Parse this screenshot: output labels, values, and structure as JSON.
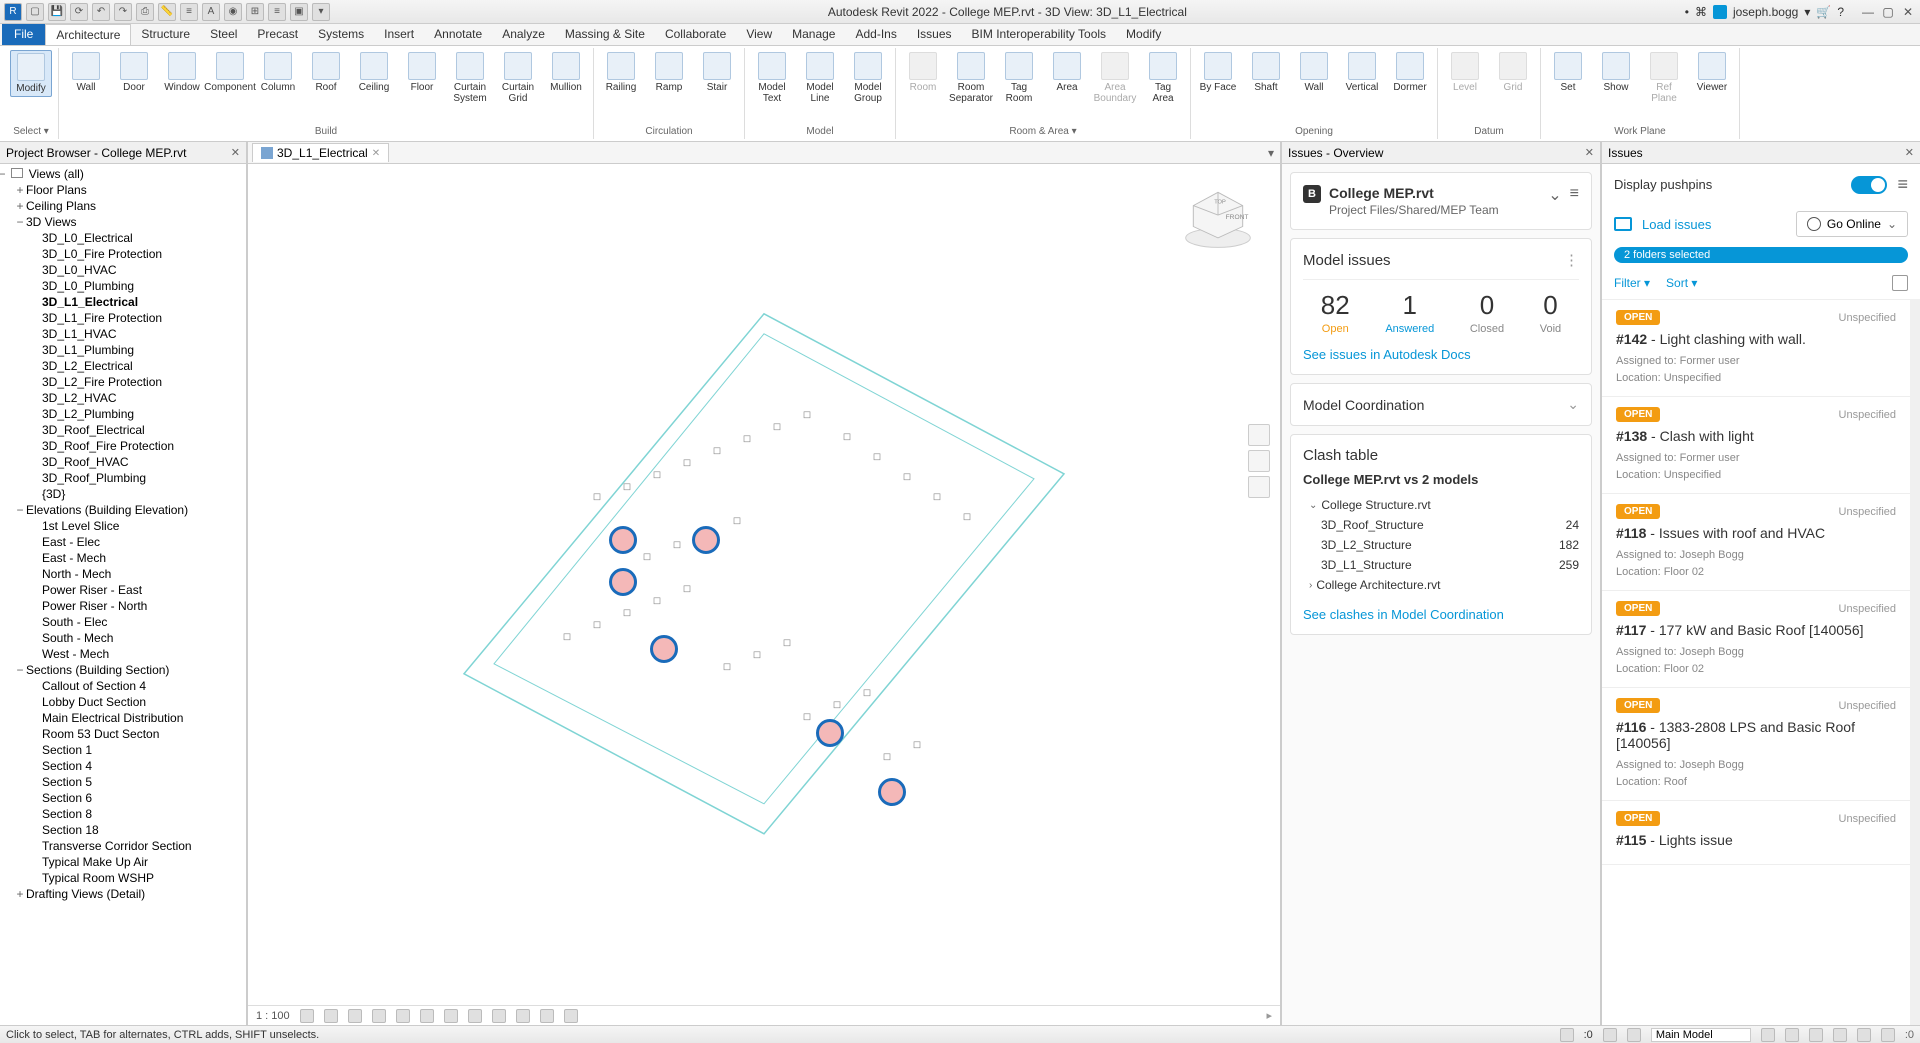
{
  "title": "Autodesk Revit 2022 - College MEP.rvt - 3D View: 3D_L1_Electrical",
  "user": "joseph.bogg",
  "menus": [
    "Architecture",
    "Structure",
    "Steel",
    "Precast",
    "Systems",
    "Insert",
    "Annotate",
    "Analyze",
    "Massing & Site",
    "Collaborate",
    "View",
    "Manage",
    "Add-Ins",
    "Issues",
    "BIM Interoperability Tools",
    "Modify"
  ],
  "active_menu": "Architecture",
  "file_label": "File",
  "ribbon": [
    {
      "name": "Select",
      "items": [
        {
          "label": "Modify",
          "selected": true
        }
      ],
      "dropdown": true
    },
    {
      "name": "Build",
      "items": [
        {
          "label": "Wall"
        },
        {
          "label": "Door"
        },
        {
          "label": "Window"
        },
        {
          "label": "Component"
        },
        {
          "label": "Column"
        },
        {
          "label": "Roof"
        },
        {
          "label": "Ceiling"
        },
        {
          "label": "Floor"
        },
        {
          "label": "Curtain System"
        },
        {
          "label": "Curtain Grid"
        },
        {
          "label": "Mullion"
        }
      ]
    },
    {
      "name": "Circulation",
      "items": [
        {
          "label": "Railing"
        },
        {
          "label": "Ramp"
        },
        {
          "label": "Stair"
        }
      ]
    },
    {
      "name": "Model",
      "items": [
        {
          "label": "Model Text"
        },
        {
          "label": "Model Line"
        },
        {
          "label": "Model Group"
        }
      ]
    },
    {
      "name": "Room & Area",
      "items": [
        {
          "label": "Room",
          "disabled": true
        },
        {
          "label": "Room Separator"
        },
        {
          "label": "Tag Room"
        },
        {
          "label": "Area"
        },
        {
          "label": "Area Boundary",
          "disabled": true
        },
        {
          "label": "Tag Area"
        }
      ],
      "dropdown": true
    },
    {
      "name": "Opening",
      "items": [
        {
          "label": "By Face"
        },
        {
          "label": "Shaft"
        },
        {
          "label": "Wall"
        },
        {
          "label": "Vertical"
        },
        {
          "label": "Dormer"
        }
      ]
    },
    {
      "name": "Datum",
      "items": [
        {
          "label": "Level",
          "disabled": true
        },
        {
          "label": "Grid",
          "disabled": true
        }
      ]
    },
    {
      "name": "Work Plane",
      "items": [
        {
          "label": "Set"
        },
        {
          "label": "Show"
        },
        {
          "label": "Ref Plane",
          "disabled": true
        },
        {
          "label": "Viewer"
        }
      ]
    }
  ],
  "project_browser": {
    "title": "Project Browser - College MEP.rvt",
    "root": "Views (all)",
    "tree": [
      {
        "label": "Floor Plans",
        "level": 1,
        "exp": "+"
      },
      {
        "label": "Ceiling Plans",
        "level": 1,
        "exp": "+"
      },
      {
        "label": "3D Views",
        "level": 1,
        "exp": "−"
      },
      {
        "label": "3D_L0_Electrical",
        "level": 2
      },
      {
        "label": "3D_L0_Fire Protection",
        "level": 2
      },
      {
        "label": "3D_L0_HVAC",
        "level": 2
      },
      {
        "label": "3D_L0_Plumbing",
        "level": 2
      },
      {
        "label": "3D_L1_Electrical",
        "level": 2,
        "bold": true
      },
      {
        "label": "3D_L1_Fire Protection",
        "level": 2
      },
      {
        "label": "3D_L1_HVAC",
        "level": 2
      },
      {
        "label": "3D_L1_Plumbing",
        "level": 2
      },
      {
        "label": "3D_L2_Electrical",
        "level": 2
      },
      {
        "label": "3D_L2_Fire Protection",
        "level": 2
      },
      {
        "label": "3D_L2_HVAC",
        "level": 2
      },
      {
        "label": "3D_L2_Plumbing",
        "level": 2
      },
      {
        "label": "3D_Roof_Electrical",
        "level": 2
      },
      {
        "label": "3D_Roof_Fire Protection",
        "level": 2
      },
      {
        "label": "3D_Roof_HVAC",
        "level": 2
      },
      {
        "label": "3D_Roof_Plumbing",
        "level": 2
      },
      {
        "label": "{3D}",
        "level": 2
      },
      {
        "label": "Elevations (Building Elevation)",
        "level": 1,
        "exp": "−"
      },
      {
        "label": "1st Level Slice",
        "level": 2
      },
      {
        "label": "East - Elec",
        "level": 2
      },
      {
        "label": "East - Mech",
        "level": 2
      },
      {
        "label": "North - Mech",
        "level": 2
      },
      {
        "label": "Power Riser - East",
        "level": 2
      },
      {
        "label": "Power Riser - North",
        "level": 2
      },
      {
        "label": "South - Elec",
        "level": 2
      },
      {
        "label": "South - Mech",
        "level": 2
      },
      {
        "label": "West - Mech",
        "level": 2
      },
      {
        "label": "Sections (Building Section)",
        "level": 1,
        "exp": "−"
      },
      {
        "label": "Callout of Section 4",
        "level": 2
      },
      {
        "label": "Lobby Duct Section",
        "level": 2
      },
      {
        "label": "Main Electrical Distribution",
        "level": 2
      },
      {
        "label": "Room 53 Duct Secton",
        "level": 2
      },
      {
        "label": "Section 1",
        "level": 2
      },
      {
        "label": "Section 4",
        "level": 2
      },
      {
        "label": "Section 5",
        "level": 2
      },
      {
        "label": "Section 6",
        "level": 2
      },
      {
        "label": "Section 8",
        "level": 2
      },
      {
        "label": "Section 18",
        "level": 2
      },
      {
        "label": "Transverse Corridor Section",
        "level": 2
      },
      {
        "label": "Typical Make Up Air",
        "level": 2
      },
      {
        "label": "Typical Room WSHP",
        "level": 2
      },
      {
        "label": "Drafting Views (Detail)",
        "level": 1,
        "exp": "+"
      }
    ]
  },
  "view_tab": {
    "icon": "cube",
    "label": "3D_L1_Electrical"
  },
  "view_scale": "1 : 100",
  "issues_overview": {
    "title": "Issues - Overview",
    "project_name": "College MEP.rvt",
    "project_path": "Project Files/Shared/MEP Team",
    "model_issues_label": "Model issues",
    "stats": {
      "open": 82,
      "answered": 1,
      "closed": 0,
      "void": 0
    },
    "stat_labels": {
      "open": "Open",
      "answered": "Answered",
      "closed": "Closed",
      "void": "Void"
    },
    "docs_link": "See issues in Autodesk Docs",
    "model_coord": "Model Coordination",
    "clash_title": "Clash table",
    "clash_sub": "College MEP.rvt vs 2 models",
    "clash_groups": [
      {
        "label": "College Structure.rvt",
        "expanded": true,
        "rows": [
          {
            "name": "3D_Roof_Structure",
            "count": 24
          },
          {
            "name": "3D_L2_Structure",
            "count": 182
          },
          {
            "name": "3D_L1_Structure",
            "count": 259
          }
        ]
      },
      {
        "label": "College Architecture.rvt",
        "expanded": false,
        "rows": []
      }
    ],
    "clash_link": "See clashes in Model Coordination"
  },
  "issues_panel": {
    "title": "Issues",
    "pushpin_label": "Display pushpins",
    "load_label": "Load issues",
    "go_online": "Go Online",
    "folders_badge": "2 folders selected",
    "filter_label": "Filter",
    "sort_label": "Sort",
    "issues": [
      {
        "status": "OPEN",
        "unspec": "Unspecified",
        "id": "#142",
        "title": "Light clashing with wall.",
        "assigned": "Assigned to: Former user",
        "location": "Location: Unspecified"
      },
      {
        "status": "OPEN",
        "unspec": "Unspecified",
        "id": "#138",
        "title": "Clash with light",
        "assigned": "Assigned to: Former user",
        "location": "Location: Unspecified"
      },
      {
        "status": "OPEN",
        "unspec": "Unspecified",
        "id": "#118",
        "title": "Issues with roof and HVAC",
        "assigned": "Assigned to: Joseph Bogg",
        "location": "Location: Floor 02"
      },
      {
        "status": "OPEN",
        "unspec": "Unspecified",
        "id": "#117",
        "title": "177 kW and Basic Roof [140056]",
        "assigned": "Assigned to: Joseph Bogg",
        "location": "Location: Floor 02"
      },
      {
        "status": "OPEN",
        "unspec": "Unspecified",
        "id": "#116",
        "title": "1383-2808 LPS and Basic Roof [140056]",
        "assigned": "Assigned to: Joseph Bogg",
        "location": "Location: Roof"
      },
      {
        "status": "OPEN",
        "unspec": "Unspecified",
        "id": "#115",
        "title": "Lights issue",
        "assigned": "",
        "location": ""
      }
    ]
  },
  "statusbar": {
    "hint": "Click to select, TAB for alternates, CTRL adds, SHIFT unselects.",
    "model": "Main Model"
  }
}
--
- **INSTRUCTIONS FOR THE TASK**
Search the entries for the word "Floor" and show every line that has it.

- **OUTPUT FOR THIS EXERCISE**
          "label": "Floor"
        "label": "Floor Plans",
        "location": "Location: Floor 02"
        "location": "Location: Floor 02"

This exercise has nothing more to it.